Republicans in the House and Senate trying to renew — and in some cases expand — the Patriot Act say it has been used in a restrained way to combat terror. Some Democratic critics say the measure gives too much power to the authorities and argue that there is little evidence the legislation has produced results.

In the House Judiciary Committee, meanwhile, lawmakers are moving toward making most of the expiring Patriot Act provisions permanent, with additional reporting requirements for the Justice Department.

Among the most controversial Patriot Act elements, the library provision permits secret warrants for "books, records, papers, documents and other items" from businesses, hospitals and other organizations.

Sen. Judiciary Committee Chairman Arlen Specter, R-Pa., wants four-year sunsets for those two provisions when the bill is debated in his committee.

Hoekstra said he opened the Intelligence Committee's session because the public doesn't often get to see how intelligence legislation is written. The meeting was held in the committee's highly secure, and small, hearing room.

"We are slowly inching our way forward" toward working more in the open, Hoekstra said after the two-hour session inside the cherry-walled Capitol room that is rarely seen by outsiders. Seventeen seals of the intelligence community hang on one wall, an oversized world map on the other.

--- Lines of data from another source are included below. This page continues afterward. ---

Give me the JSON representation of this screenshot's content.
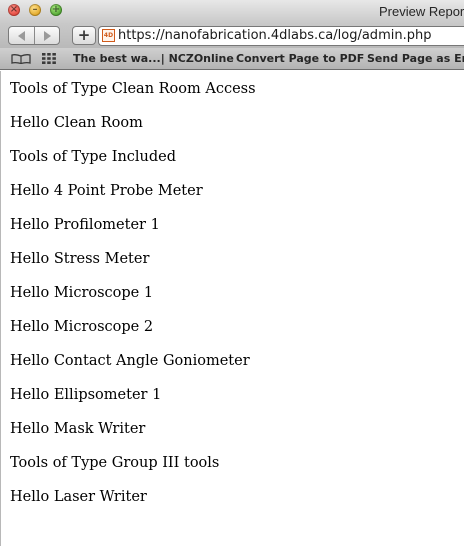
{
  "window": {
    "title": "Preview Repor"
  },
  "toolbar": {
    "back_icon": "back-arrow-icon",
    "forward_icon": "forward-arrow-icon",
    "add_label": "+",
    "favicon_text": "4D",
    "url": "https://nanofabrication.4dlabs.ca/log/admin.php"
  },
  "bookmarks": {
    "items": [
      {
        "label": "The best wa...| NCZOnline"
      },
      {
        "label": "Convert Page to PDF"
      },
      {
        "label": "Send Page as Em"
      }
    ]
  },
  "page": {
    "lines": [
      "Tools of Type Clean Room Access",
      "Hello Clean Room",
      "Tools of Type Included",
      "Hello 4 Point Probe Meter",
      "Hello Profilometer 1",
      "Hello Stress Meter",
      "Hello Microscope 1",
      "Hello Microscope 2",
      "Hello Contact Angle Goniometer",
      "Hello Ellipsometer 1",
      "Hello Mask Writer",
      "Tools of Type Group III tools",
      "Hello Laser Writer"
    ]
  }
}
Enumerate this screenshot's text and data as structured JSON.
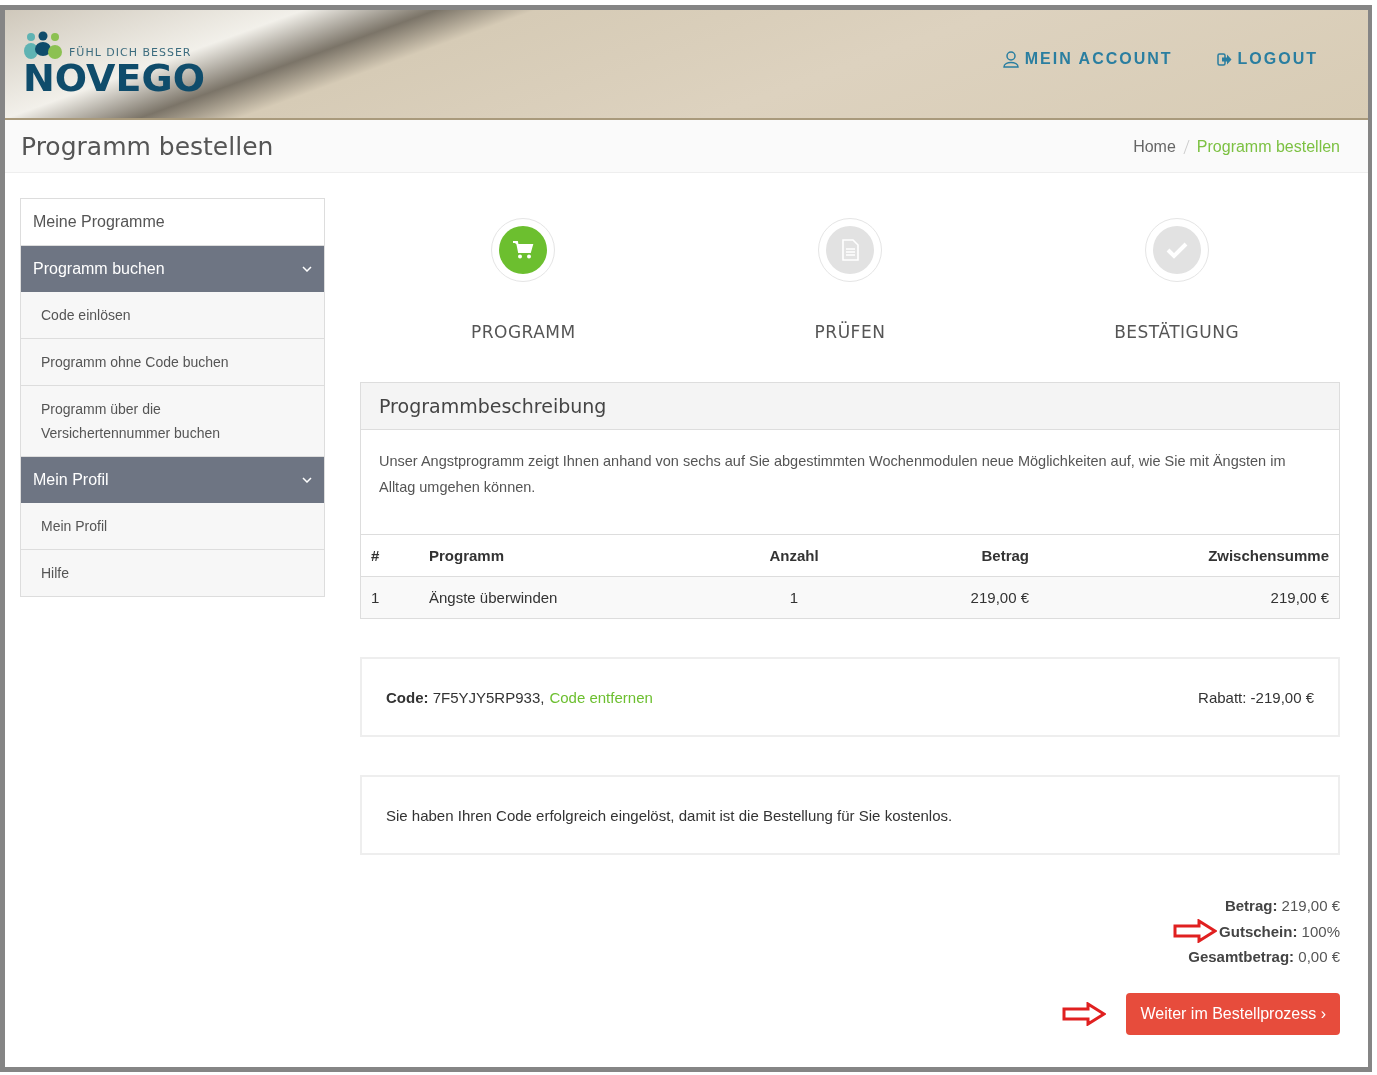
{
  "header": {
    "logo": {
      "tagline": "FÜHL DICH BESSER",
      "name": "NOVEGO"
    },
    "nav": [
      {
        "kind": "account",
        "label": "MEIN ACCOUNT"
      },
      {
        "kind": "logout",
        "label": "LOGOUT"
      }
    ]
  },
  "page_title": "Programm bestellen",
  "breadcrumb": [
    {
      "label": "Home",
      "selected": false
    },
    {
      "label": "Programm bestellen",
      "selected": true
    }
  ],
  "sidebar": {
    "items": [
      {
        "kind": "link",
        "label": "Meine Programme"
      },
      {
        "kind": "group",
        "label": "Programm buchen",
        "expanded": true,
        "children": [
          {
            "label": "Code einlösen"
          },
          {
            "label": "Programm ohne Code buchen"
          },
          {
            "label": "Programm über die Versichertennummer buchen"
          }
        ]
      },
      {
        "kind": "group",
        "label": "Mein Profil",
        "expanded": true,
        "children": [
          {
            "label": "Mein Profil"
          },
          {
            "label": "Hilfe"
          }
        ]
      }
    ]
  },
  "steps": [
    {
      "kind": "cart",
      "label": "PROGRAMM",
      "selected": true
    },
    {
      "kind": "document",
      "label": "PRÜFEN",
      "selected": false
    },
    {
      "kind": "check",
      "label": "BESTÄTIGUNG",
      "selected": false
    }
  ],
  "panel": {
    "title": "Programmbeschreibung",
    "description": "Unser Angstprogramm zeigt Ihnen anhand von sechs auf Sie abgestimmten Wochenmodulen neue Möglichkeiten auf, wie Sie mit Ängsten im Alltag umgehen können.",
    "table": {
      "columns": [
        "#",
        "Programm",
        "Anzahl",
        "Betrag",
        "Zwischensumme"
      ],
      "rows": [
        [
          "1",
          "Ängste überwinden",
          "1",
          "219,00 €",
          "219,00 €"
        ]
      ]
    }
  },
  "code_box": {
    "code": "**Code:** 7F5YJY5RP933,",
    "remove_link": "Code entfernen",
    "discount": "Rabatt: -219,00 €"
  },
  "message": "Sie haben Ihren Code erfolgreich eingelöst, damit ist die Bestellung für Sie kostenlos.",
  "totals": [
    {
      "text": "**Betrag:** 219,00 €",
      "marked": false
    },
    {
      "text": "**Gutschein:** 100%",
      "marked": true
    },
    {
      "text": "**Gesamtbetrag:** 0,00 €",
      "marked": false
    }
  ],
  "button": {
    "label": "Weiter im Bestellprozess ›",
    "marked": true
  }
}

Congress faced with renewing parts of Patriot Act
The Patriot Act was approved 45 days after the Sept. 11 attacks, and now Congress must decide whether to renew 16 parts of it that are set to expire at year's end. Republicans and Democrats repeatedly invoked 9/11 and last week's bus and rail bombings in London as a reason to clarify what authority agencies have.

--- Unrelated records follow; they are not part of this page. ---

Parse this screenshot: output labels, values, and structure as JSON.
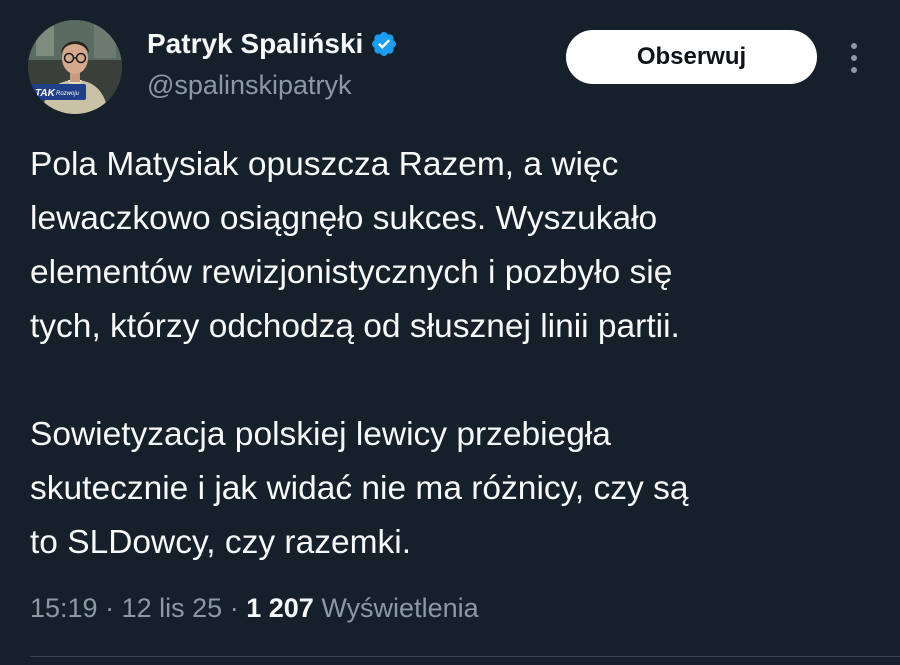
{
  "author": {
    "display_name": "Patryk Spaliński",
    "handle": "@spalinskipatryk",
    "avatar_caption": "TAK Rozwoju",
    "verified": true,
    "verified_color": "#1d9bf0"
  },
  "actions": {
    "follow_label": "Obserwuj",
    "more_icon": "more-vertical-icon"
  },
  "tweet": {
    "paragraph_1_lines": [
      "Pola Matysiak opuszcza Razem, a więc",
      "lewaczkowo osiągnęło sukces. Wyszukało",
      "elementów rewizjonistycznych i pozbyło się",
      "tych, którzy odchodzą od słusznej linii partii."
    ],
    "paragraph_2_lines": [
      "Sowietyzacja polskiej lewicy przebiegła",
      "skutecznie i jak widać nie ma różnicy, czy są",
      "to SLDowcy, czy razemki."
    ]
  },
  "meta": {
    "time": "15:19",
    "separator": "·",
    "date": "12 lis 25",
    "views_count": "1 207",
    "views_label": "Wyświetlenia"
  },
  "colors": {
    "background": "#15202b",
    "primary_text": "#f7f9f9",
    "secondary_text": "#8b98a5",
    "button_bg": "#ffffff",
    "button_text": "#0f1419"
  }
}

California Rep. Jane Harman, the committee's top Democrat, said that she supported the bill's renewal but said that it could be significantly improved.

"Mend it. Don't end it," she said.

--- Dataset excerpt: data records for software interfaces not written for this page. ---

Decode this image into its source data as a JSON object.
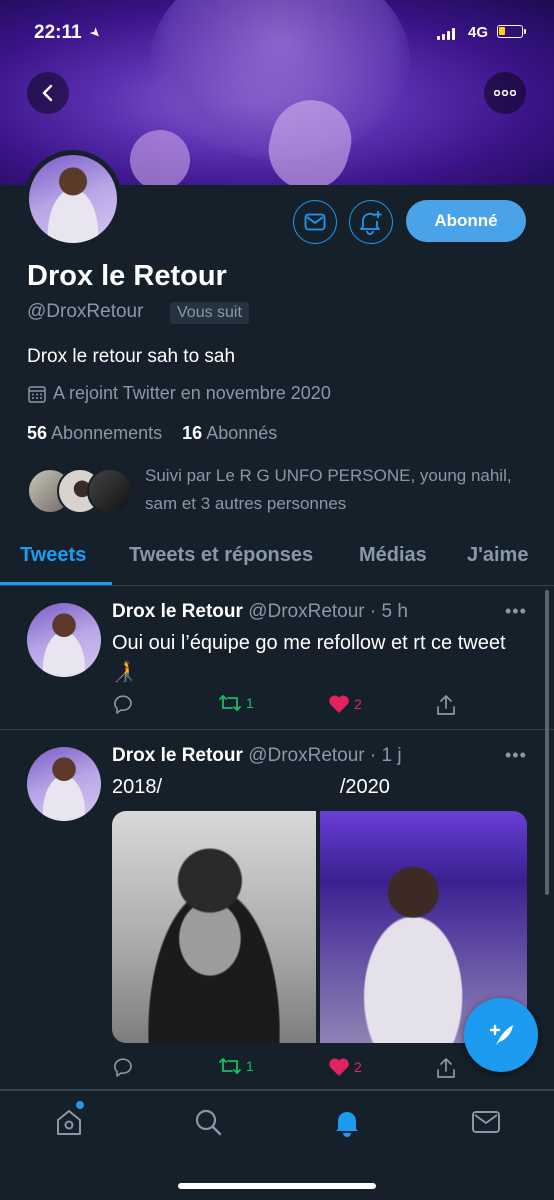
{
  "status_bar": {
    "time": "22:11",
    "network": "4G"
  },
  "profile": {
    "name": "Drox le Retour",
    "handle": "@DroxRetour",
    "follows_you": "Vous suit",
    "bio": "Drox le retour sah to sah",
    "joined": "A rejoint Twitter en novembre 2020",
    "following_count": "56",
    "following_label": "Abonnements",
    "followers_count": "16",
    "followers_label": "Abonnés",
    "followed_by": "Suivi par Le R G UNFO PERSONE, young nahil, sam et 3 autres personnes",
    "follow_button": "Abonné"
  },
  "tabs": [
    {
      "label": "Tweets"
    },
    {
      "label": "Tweets et réponses"
    },
    {
      "label": "Médias"
    },
    {
      "label": "J'aime"
    }
  ],
  "tweets": [
    {
      "name": "Drox le Retour",
      "meta": "@DroxRetour · 5 h",
      "text": "Oui oui l’équipe go me refollow et rt ce tweet 🧑‍🦯",
      "retweets": "1",
      "likes": "2"
    },
    {
      "name": "Drox le Retour",
      "meta": "@DroxRetour · 1 j",
      "text": "2018/                                /2020",
      "retweets": "1",
      "likes": "2"
    }
  ],
  "colors": {
    "accent": "#1d9bf0",
    "background": "#15202b",
    "retweet": "#17bf63",
    "like": "#e0245e",
    "muted": "#8899a6"
  },
  "icons": {
    "back": "chevron-left-icon",
    "more": "more-horizontal-icon",
    "mail": "mail-icon",
    "bell": "bell-plus-icon",
    "calendar": "calendar-icon",
    "reply": "reply-icon",
    "retweet": "retweet-icon",
    "like": "heart-icon",
    "share": "share-icon",
    "compose": "compose-icon",
    "home": "home-icon",
    "search": "search-icon",
    "notifications": "bell-icon",
    "messages": "mail-icon"
  }
}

The panel rejected an amendment that would have let 10 different intelligence powers expire in four years, unless renewed by Congress, such as roving wiretaps. Illinois Rep. Ray Lahood was the only Republican to voice support for the amendment, saying setting expiration dates prods lawmakers to revisit the act.

The committee rejected other efforts Democrats said were aimed at improving the Patriot Act's balance between national security and civil liberties. One, by Harman, would have limited investigators' ability to obtain documentary records from libraries or bookstores. Investigators, however, would still have access to Internet records. The FBI has said terrorists have used computers at libraries and public places to communicate.

Hoekstra said the provisions had the potential to constrain terrorism investigations.

"Now is not the time to nickel-and-dime these authorities," Hoekstra said.

Harman's amendment would have also:

  • Required terrorism investigators to tell a federal intelligence court how business or other records being sought relate to a foreign agent.
  • Required requests for so-called roving wiretaps to include a description of the individual and a time limit on the surveillance.
  • Allowed criminal defendants who are prosecuted using material obtained under secretive intelligence warrants to be given summaries of that material.